This pattern seemed to continue for the miles ahead; one set of marshals had written in chalk on the road ‘one lap left!’ and I jested back that I would definitely not be running it three times! I also continued to gain ground on runners ahead of me, especially on the inclines. One marshal in particular boosted my self-belief; I could see he was studying me from a distance, and as I passed by, he informed me that my running form was looking great – a very good sign at around mile 15.
After the 15 mile marker it became a five mile countdown. I now knew what challenges were left ahead and most importantly I knew I could cope with them. Spurred on, my pace remained good and I was now overtaking a lot of runners. What was both lovely and supportive to hear was the number of runners who spurred me on as I passed them, telling me I looked great and to go for it. Although I did indeed feel good, I had to rein myself in a little, this was not my goal race after all, and I did not need to use every last ounce of my body to chase down a time. Instead I changed my mindset and used the fact I felt so strong still as a positive for the fact that in a few weeks time I would need to run further to reach my 26.2 mile goal.
The final mile featured a long uphill, quite cruel really, before the course turned back towards the Bath Grounds and the countdown markers began to appear. Passing the ‘800m To Go’ sign I gave in to temptation and found myself near on sprinting towards the finish arch – I felt amazing and crossed the line with a huge smile on my face. I had absolutely loved all of those 20 miles, and that was before I even looked at my finish time. My watch read 2:43:22, and whilst I knew my pace had been relatively quick, I admit I was not expecting to see an average pace of 8.10 min/mile. I had never ran that far that fast before - it felt very good.
I was already grinning from ear to ear as I walked through the finishing area and that was before I was handed the infamous Ashby 20 finisher hoody, which was a beautiful shade of purple - my favourite colour - and a goody bag which was filled with chocolate bars - another of my favourites – far better than a battered banana! With my head telling me this was training, I slowly made my way to the massage tent; I wanted to both reward and preserve my limbs! The volunteer masseuse gave my quads a much-needed massage, they had borne the brunt of that run and I could feel it, and I also was aware of the fact I still needed to drive myself home without my legs going into complete spasm!
Reflecting later, I was really pleased with how Ashby 20 had gone and how much I had enjoyed the entire experience – it could not have gone much better. Ashby 20 was training, my pre-race prep was not textbook, and effectively my body was in quite a tired state coming off the back of many weeks of training and before having a chance to taper. However, if I can run equally as well in Brighton, my predicted marathon finish time is something I can hardly believe. It scares me to even think it could be a possibility to be honest! Deep down I know I have to take the confidence from Ashby 20, but by no means be complacent and continue to focus on getting these final training weeks right. A marathon is never a given anyway.

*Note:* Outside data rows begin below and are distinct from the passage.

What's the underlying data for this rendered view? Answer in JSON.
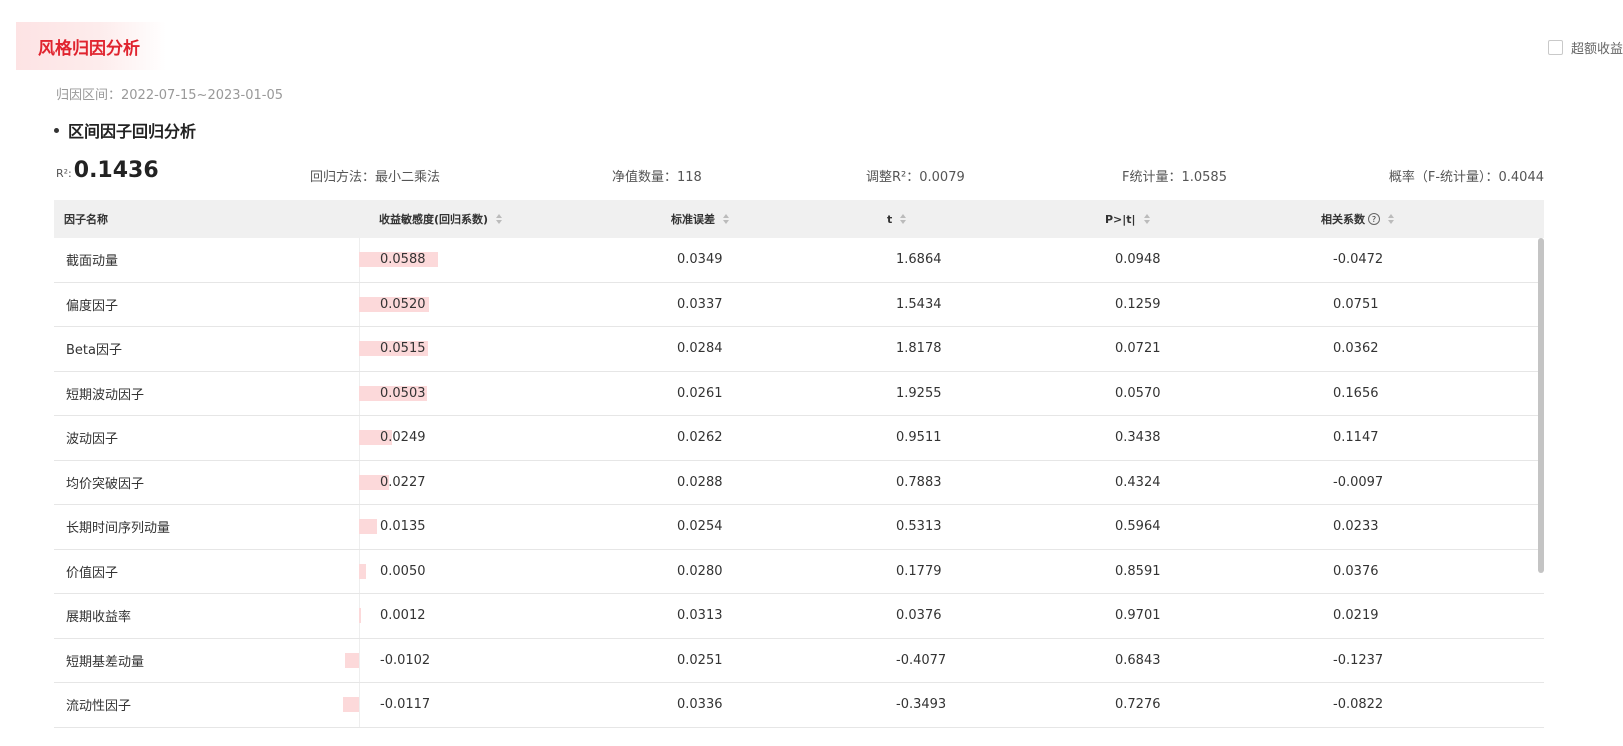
{
  "header": {
    "title": "风格归因分析",
    "excess_label": "超额收益",
    "range": "归因区间：2022-07-15~2023-01-05"
  },
  "section": {
    "title": "区间因子回归分析"
  },
  "stats": {
    "r2_label": "R²:",
    "r2_value": "0.1436",
    "method": "回归方法：最小二乘法",
    "count": "净值数量：118",
    "adj_r2": "调整R²：0.0079",
    "f_stat": "F统计量：1.0585",
    "prob": "概率（F-统计量）：0.4044"
  },
  "table": {
    "columns": [
      "因子名称",
      "收益敏感度(回归系数)",
      "标准误差",
      "t",
      "P>|t|",
      "相关系数"
    ],
    "bar_max": 0.0588,
    "rows": [
      {
        "name": "截面动量",
        "coef": "0.0588",
        "se": "0.0349",
        "t": "1.6864",
        "p": "0.0948",
        "corr": "-0.0472",
        "coef_num": 0.0588
      },
      {
        "name": "偏度因子",
        "coef": "0.0520",
        "se": "0.0337",
        "t": "1.5434",
        "p": "0.1259",
        "corr": "0.0751",
        "coef_num": 0.052
      },
      {
        "name": "Beta因子",
        "coef": "0.0515",
        "se": "0.0284",
        "t": "1.8178",
        "p": "0.0721",
        "corr": "0.0362",
        "coef_num": 0.0515
      },
      {
        "name": "短期波动因子",
        "coef": "0.0503",
        "se": "0.0261",
        "t": "1.9255",
        "p": "0.0570",
        "corr": "0.1656",
        "coef_num": 0.0503
      },
      {
        "name": "波动因子",
        "coef": "0.0249",
        "se": "0.0262",
        "t": "0.9511",
        "p": "0.3438",
        "corr": "0.1147",
        "coef_num": 0.0249
      },
      {
        "name": "均价突破因子",
        "coef": "0.0227",
        "se": "0.0288",
        "t": "0.7883",
        "p": "0.4324",
        "corr": "-0.0097",
        "coef_num": 0.0227
      },
      {
        "name": "长期时间序列动量",
        "coef": "0.0135",
        "se": "0.0254",
        "t": "0.5313",
        "p": "0.5964",
        "corr": "0.0233",
        "coef_num": 0.0135
      },
      {
        "name": "价值因子",
        "coef": "0.0050",
        "se": "0.0280",
        "t": "0.1779",
        "p": "0.8591",
        "corr": "0.0376",
        "coef_num": 0.005
      },
      {
        "name": "展期收益率",
        "coef": "0.0012",
        "se": "0.0313",
        "t": "0.0376",
        "p": "0.9701",
        "corr": "0.0219",
        "coef_num": 0.0012
      },
      {
        "name": "短期基差动量",
        "coef": "-0.0102",
        "se": "0.0251",
        "t": "-0.4077",
        "p": "0.6843",
        "corr": "-0.1237",
        "coef_num": -0.0102
      },
      {
        "name": "流动性因子",
        "coef": "-0.0117",
        "se": "0.0336",
        "t": "-0.3493",
        "p": "0.7276",
        "corr": "-0.0822",
        "coef_num": -0.0117
      }
    ]
  },
  "colors": {
    "accent": "#e0242f",
    "bar": "#fcd9da",
    "header_bg": "#f0f0f0"
  }
}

Alice's Adventures In Running Land
Read about my adventures in running land...